Br Solomon Leclercq was born at Boulogne, France on 14 November 1745. After becoming a De La Salle Brother, Solomon eventually became the secretary to Brother Agathon, the Superior General, after having been a teacher, director and bursar. He always showed a great love for people and a great passion for his work. Having refused to take an oath to support the Civil Constitution of France, Br Solomon lived alone in Paris in secrecy until he was arrested on 15 August 1792 and imprisoned in a Carmelite monastery together with several bishops and priests. On 2 September 1792, Br Solomon and almost all the prisoners were killed by the sword in the monastery garden. He was beatified on 17 October 1926, together with 188 of his fellow martyrs.

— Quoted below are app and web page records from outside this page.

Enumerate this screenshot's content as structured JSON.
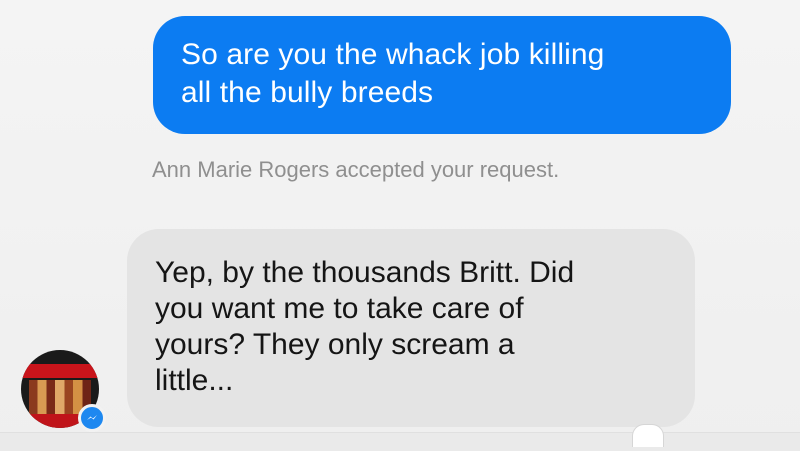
{
  "messages": {
    "outgoing": {
      "lines": [
        "So are you the whack job killing",
        "all the bully breeds"
      ]
    },
    "system_note": "Ann Marie Rogers accepted your request.",
    "incoming": {
      "lines": [
        "Yep, by the thousands Britt. Did",
        "you want me to take care of",
        "yours? They only scream a",
        "little..."
      ]
    }
  },
  "icons": {
    "avatar": "contact-avatar",
    "badge": "messenger-icon"
  },
  "colors": {
    "outgoing_bubble": "#0c7cf2",
    "incoming_bubble": "#e4e4e4",
    "background": "#f2f2f2",
    "system_text": "#8f8f8f"
  }
}
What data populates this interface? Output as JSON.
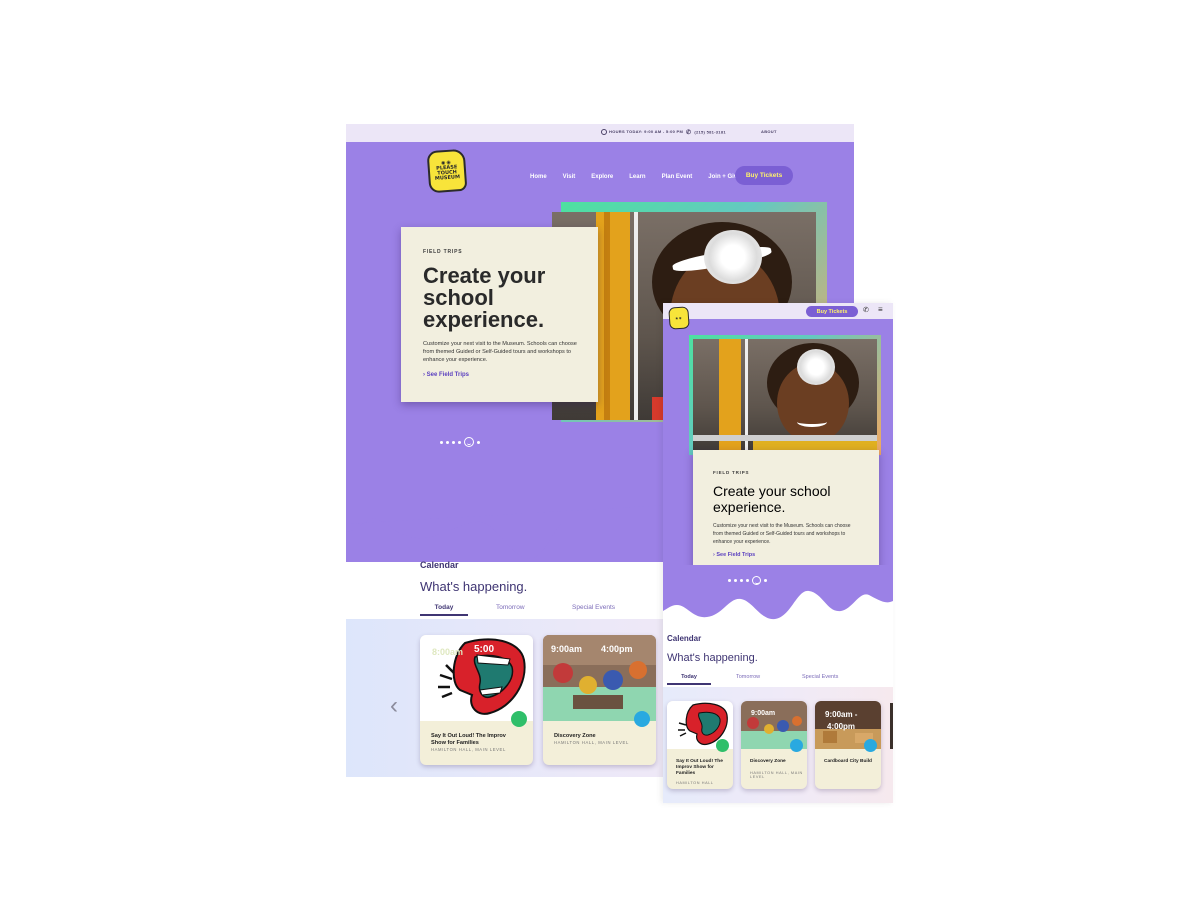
{
  "desktop": {
    "topbar": {
      "hours": "HOURS TODAY: 9:00 am - 5:00 pm",
      "phone": "(215) 581-3181",
      "about": "ABOUT"
    },
    "logo": {
      "line1": "PLEASE",
      "line2": "TOUCH",
      "line3": "MUSEUM"
    },
    "nav": [
      {
        "label": "Home"
      },
      {
        "label": "Visit"
      },
      {
        "label": "Explore"
      },
      {
        "label": "Learn"
      },
      {
        "label": "Plan Event"
      },
      {
        "label": "Join + Give"
      }
    ],
    "buy_label": "Buy Tickets",
    "hero": {
      "kicker": "FIELD TRIPS",
      "title": "Create your school experience.",
      "body": "Customize your next visit to the Museum. Schools can choose from themed Guided or Self-Guided tours and workshops to enhance your experience.",
      "link": "See Field Trips"
    },
    "calendar": {
      "label": "Calendar",
      "heading": "What's happening.",
      "tabs": [
        "Today",
        "Tomorrow",
        "Special Events"
      ],
      "events": [
        {
          "name": "Say It Out Loud! The Improv Show for Families",
          "location": "HAMILTON HALL, MAIN LEVEL",
          "time_a": "8:00am",
          "time_b": "5:00"
        },
        {
          "name": "Discovery Zone",
          "location": "HAMILTON HALL, MAIN LEVEL",
          "time_a": "9:00am",
          "time_b": "4:00pm"
        }
      ]
    }
  },
  "mobile": {
    "buy_label": "Buy Tickets",
    "hero": {
      "kicker": "FIELD TRIPS",
      "title": "Create your school experience.",
      "body": "Customize your next visit to the Museum. Schools can choose from themed Guided or Self-Guided tours and workshops to enhance your experience.",
      "link": "See Field Trips"
    },
    "calendar": {
      "label": "Calendar",
      "heading": "What's happening.",
      "tabs": [
        "Today",
        "Tomorrow",
        "Special Events"
      ],
      "events": [
        {
          "name": "Say It Out Loud! The Improv Show for Families",
          "location": "HAMILTON HALL"
        },
        {
          "name": "Discovery Zone",
          "location": "HAMILTON HALL, MAIN LEVEL",
          "time": "9:00am"
        },
        {
          "name": "Cardboard City Build",
          "time_a": "9:00am -",
          "time_b": "4:00pm"
        }
      ]
    }
  },
  "colors": {
    "hero_purple": "#9b81e6",
    "button_purple": "#7b5fd4",
    "button_text_yellow": "#fff36b",
    "card_cream": "#f2efdf",
    "heading_indigo": "#3f3573",
    "logo_yellow": "#f8e43a",
    "badge_green": "#2fbf6a",
    "badge_blue": "#29a9e0"
  },
  "icons": [
    "clock-icon",
    "phone-icon",
    "chevron-right-icon",
    "chevron-left-icon",
    "smiley-dot-icon",
    "menu-icon",
    "theater-masks-icon",
    "cube-icon"
  ]
}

St Vincent de Paul was born in 1581 in France to a family of peasant farmers. He became a Catholic priest and dedicated himself to a lifetime of service to the poor. St Vincent was renowned for his compassion, humility, and generosityand is known as the ‘Great Apostle of Charity’. In 1622 he became chaplain to the galley slaves from North Africa, then later founded the Congregation of the Mission – known as the Vincentian Fathers. He was passionate in conducting retreats for clergy and was a pioneer in clerical training, and was instrumental in establishing seminaries. Vincent de Paul died at Paris on 27 September 1660.